  • How do we develop an engaged media that produces expert knowledge, assesses ethical implications and increases public awareness of global dangers and opportunities? 
  • How do we protect technologies against disruption and attack, when malicious technologies and actors grow more advanced every day?
  • How can we help interdisciplinary cybersecurity researchers and professionals bridge gaps in knowledge and practice to develop cooperation and protective mechanisms? 
  • What are the consequences of quantum innovation for peace and security?

The Centre works in collaboration with the School of Computer Science, the Sydney Cybersecurity Network and the Sydney Nano Institute to analyse and interpret technical and social issues presented by the latest stages of the information revolution.

Research Area Lead: Associate Professor Aim Sinpeng

Key academics: Associate Professor Jonathan Bogais, Dr Olga Boichak, Professor Charlotte Epstein, Professor John Keane, Honorary Associate Professor Simon Reay-Atkinson, Dr Jayson Waters
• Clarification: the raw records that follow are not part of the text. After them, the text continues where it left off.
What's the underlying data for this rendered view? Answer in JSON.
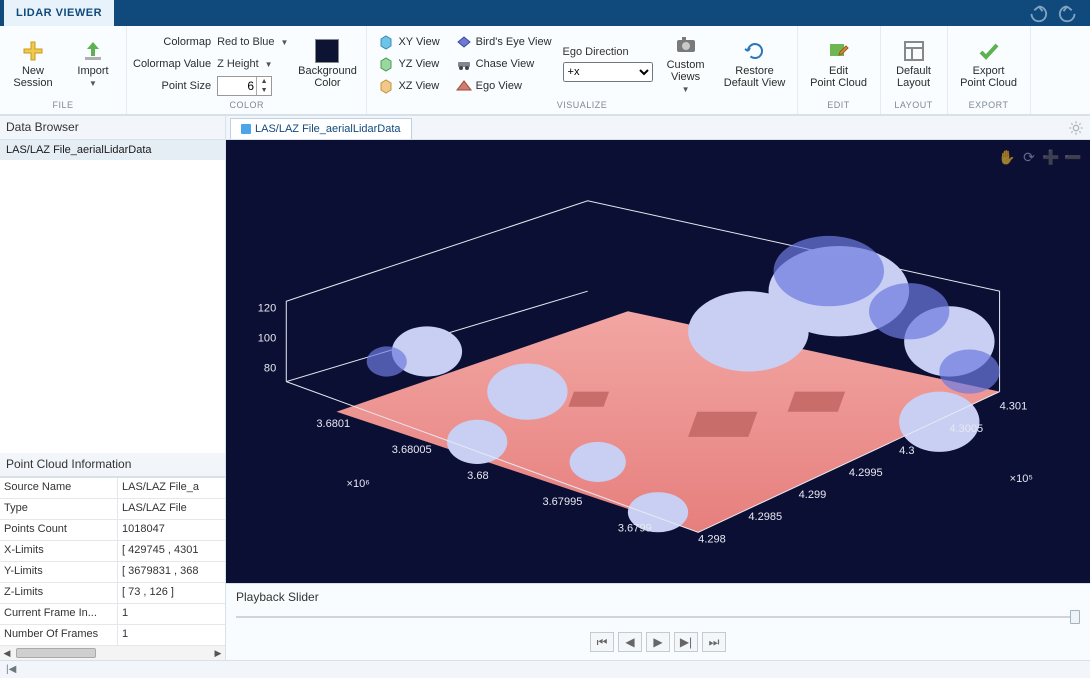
{
  "app_tab": "LIDAR VIEWER",
  "ribbon": {
    "file": {
      "label": "FILE",
      "new_session": "New\nSession",
      "import": "Import"
    },
    "color": {
      "label": "COLOR",
      "colormap_k": "Colormap",
      "colormap_v": "Red to Blue",
      "colormap_value_k": "Colormap Value",
      "colormap_value_v": "Z Height",
      "pointsize_k": "Point Size",
      "pointsize_v": "6",
      "bg_color": "Background\nColor"
    },
    "visualize": {
      "label": "VISUALIZE",
      "xy": "XY View",
      "yz": "YZ View",
      "xz": "XZ View",
      "birds": "Bird's Eye View",
      "chase": "Chase View",
      "ego": "Ego View",
      "egodir_k": "Ego Direction",
      "egodir_v": "+x",
      "custom_views": "Custom\nViews",
      "restore": "Restore\nDefault View"
    },
    "edit": {
      "label": "EDIT",
      "btn": "Edit\nPoint Cloud"
    },
    "layout": {
      "label": "LAYOUT",
      "btn": "Default\nLayout"
    },
    "export": {
      "label": "EXPORT",
      "btn": "Export\nPoint Cloud"
    }
  },
  "side": {
    "browser_title": "Data Browser",
    "item": "LAS/LAZ File_aerialLidarData",
    "info_title": "Point Cloud Information",
    "props": [
      {
        "k": "Source Name",
        "v": "LAS/LAZ File_a"
      },
      {
        "k": "Type",
        "v": "LAS/LAZ File"
      },
      {
        "k": "Points Count",
        "v": "1018047"
      },
      {
        "k": "X-Limits",
        "v": "[ 429745 , 4301"
      },
      {
        "k": "Y-Limits",
        "v": "[ 3679831 , 368"
      },
      {
        "k": "Z-Limits",
        "v": "[ 73 , 126 ]"
      },
      {
        "k": "Current Frame In...",
        "v": "1"
      },
      {
        "k": "Number Of Frames",
        "v": "1"
      }
    ]
  },
  "view": {
    "tab": "LAS/LAZ File_aerialLidarData",
    "z_ticks": [
      "120",
      "100",
      "80"
    ],
    "y_ticks": [
      "3.6801",
      "3.68005",
      "3.68",
      "3.67995",
      "3.6799"
    ],
    "y_exp": "×10⁶",
    "x_ticks": [
      "4.298",
      "4.2985",
      "4.299",
      "4.2995",
      "4.3",
      "4.3005",
      "4.301"
    ],
    "x_exp": "×10⁵"
  },
  "playback": {
    "title": "Playback Slider"
  }
}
Regional security

Regional security addresses a multitude of security issues at the local level. Trends and threats such as weapons of mass destruction, digital surveillance, the transborder flow of money, people and diseases, and complex media, criminal and terrorist networks, pose new challenges at the regional level. While these challenges exceed the capacities of individual states and international institutions, new regional institutions are emerging to provide security.

We examine the following questions:
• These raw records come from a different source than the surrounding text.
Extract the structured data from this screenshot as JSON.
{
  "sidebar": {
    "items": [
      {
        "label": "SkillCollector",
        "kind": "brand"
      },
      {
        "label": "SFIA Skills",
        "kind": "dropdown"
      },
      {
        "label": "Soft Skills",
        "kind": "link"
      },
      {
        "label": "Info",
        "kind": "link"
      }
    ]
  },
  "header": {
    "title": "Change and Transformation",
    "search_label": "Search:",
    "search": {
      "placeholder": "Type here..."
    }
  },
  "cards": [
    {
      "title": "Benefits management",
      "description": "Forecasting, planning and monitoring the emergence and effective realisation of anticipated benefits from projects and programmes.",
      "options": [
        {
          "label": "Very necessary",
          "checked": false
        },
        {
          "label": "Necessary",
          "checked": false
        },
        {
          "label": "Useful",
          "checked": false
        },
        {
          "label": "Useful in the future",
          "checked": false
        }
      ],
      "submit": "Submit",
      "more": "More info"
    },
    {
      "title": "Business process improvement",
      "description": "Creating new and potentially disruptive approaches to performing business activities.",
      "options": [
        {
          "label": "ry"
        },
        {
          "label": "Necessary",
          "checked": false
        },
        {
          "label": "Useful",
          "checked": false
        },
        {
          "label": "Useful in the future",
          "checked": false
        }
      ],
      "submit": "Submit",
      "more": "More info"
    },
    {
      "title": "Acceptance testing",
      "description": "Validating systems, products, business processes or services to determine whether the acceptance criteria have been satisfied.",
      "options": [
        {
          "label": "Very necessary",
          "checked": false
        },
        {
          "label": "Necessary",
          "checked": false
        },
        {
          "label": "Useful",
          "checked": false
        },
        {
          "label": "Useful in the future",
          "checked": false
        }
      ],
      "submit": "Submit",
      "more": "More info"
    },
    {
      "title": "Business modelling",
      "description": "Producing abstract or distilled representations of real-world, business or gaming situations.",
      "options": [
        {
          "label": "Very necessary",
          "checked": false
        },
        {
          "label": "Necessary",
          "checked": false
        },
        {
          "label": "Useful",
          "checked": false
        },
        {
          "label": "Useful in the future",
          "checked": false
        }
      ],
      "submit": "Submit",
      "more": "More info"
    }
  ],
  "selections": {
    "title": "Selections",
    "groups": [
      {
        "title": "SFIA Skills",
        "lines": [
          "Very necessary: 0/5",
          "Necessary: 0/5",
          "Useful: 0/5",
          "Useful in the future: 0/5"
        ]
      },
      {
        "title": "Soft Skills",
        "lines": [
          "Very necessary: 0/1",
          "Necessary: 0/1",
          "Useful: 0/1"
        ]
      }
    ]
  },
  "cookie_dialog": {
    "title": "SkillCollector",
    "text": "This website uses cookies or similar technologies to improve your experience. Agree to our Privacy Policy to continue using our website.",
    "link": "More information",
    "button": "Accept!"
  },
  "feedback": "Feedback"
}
  • What is the role of regional security as global alliances lose their legitimation and value?
  • How do shifts in global balances of power affect regional security?
  • Will the rise and fall of regional hegemons produce new sources of conflict or opportunities for security?
  • Are regional and/or international institutions better able to address contemporary security threats than states?

Research Area Lead: Professor Justin Hastings

Key academics: Associate Professor Jonathan Bogais, Dr James Loxton, Dr Robert Macneil, Professor Adam Morton, Dr Christopher Neff, Professor Brendan O'Connor, Professor Sarah Phillips, Associate Professor James Reilly, Dr Stuart Rollo, Associate Professor Aim Sinpeng, Associate Professor David Smith, Emeritus Professor Colin Wight, Dr Thomas Wilkins